4.1 quake is Anchorage area’s biggest aftershock in months

A magnitude 4.1 earthquake centered near Big Lake around 10 a.m. Monday was the largest aftershock of November’s 7.1-magnitude quake since May.


The quake was centered nearly 28 miles deep about 15 miles north of Joint Base Elmendorf-Richardson, according to the Alaska Earthquake Center.

People in Anchorage felt the shaking. The center hadn’t received any reports from Mat-Su within the first 30 minutes of the quake, despite the epicenter’s location near Big Lake, seismologist Natalia Ruppert said.

The quake, initially rated at 4.2 magnitude, was the largest aftershock of November’s event since May, Ruppert said, but the center is still logging about a dozen small aftershocks every day. People don’t feel those.

There could still be aftershocks for another two years or so, she said. The felt aftershocks are less frequent than they were in the weeks after the main quake.

“But it’s still not over,” Ruppert said.

This is a developing story. Check back for updates.

Zaz Hollander

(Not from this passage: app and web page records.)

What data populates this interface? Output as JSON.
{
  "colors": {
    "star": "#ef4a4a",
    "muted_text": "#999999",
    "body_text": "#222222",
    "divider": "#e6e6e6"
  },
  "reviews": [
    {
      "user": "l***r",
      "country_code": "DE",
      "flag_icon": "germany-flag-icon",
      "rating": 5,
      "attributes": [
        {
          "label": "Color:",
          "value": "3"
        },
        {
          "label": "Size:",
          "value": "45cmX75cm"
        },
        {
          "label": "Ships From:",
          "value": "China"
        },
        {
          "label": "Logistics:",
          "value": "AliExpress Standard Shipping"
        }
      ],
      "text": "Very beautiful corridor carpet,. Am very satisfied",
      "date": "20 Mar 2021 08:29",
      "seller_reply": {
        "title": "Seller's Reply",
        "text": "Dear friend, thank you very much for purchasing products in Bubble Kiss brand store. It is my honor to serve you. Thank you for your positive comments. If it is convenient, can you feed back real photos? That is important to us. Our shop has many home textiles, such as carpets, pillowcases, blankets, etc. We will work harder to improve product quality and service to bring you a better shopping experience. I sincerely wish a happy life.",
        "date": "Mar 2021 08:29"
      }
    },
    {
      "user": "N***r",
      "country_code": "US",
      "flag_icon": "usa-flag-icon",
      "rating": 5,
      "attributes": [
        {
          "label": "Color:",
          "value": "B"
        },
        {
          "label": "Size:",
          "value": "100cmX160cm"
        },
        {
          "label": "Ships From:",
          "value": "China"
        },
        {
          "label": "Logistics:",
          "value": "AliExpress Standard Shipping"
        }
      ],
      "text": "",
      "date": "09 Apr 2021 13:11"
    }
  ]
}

Longtime ADN reporter Zaz Hollander is based in the Mat-Su and is currently focused on coverage of the coronavirus in Alaska. She also covers the Mat-Su region, aviation and general assignments. Contact her at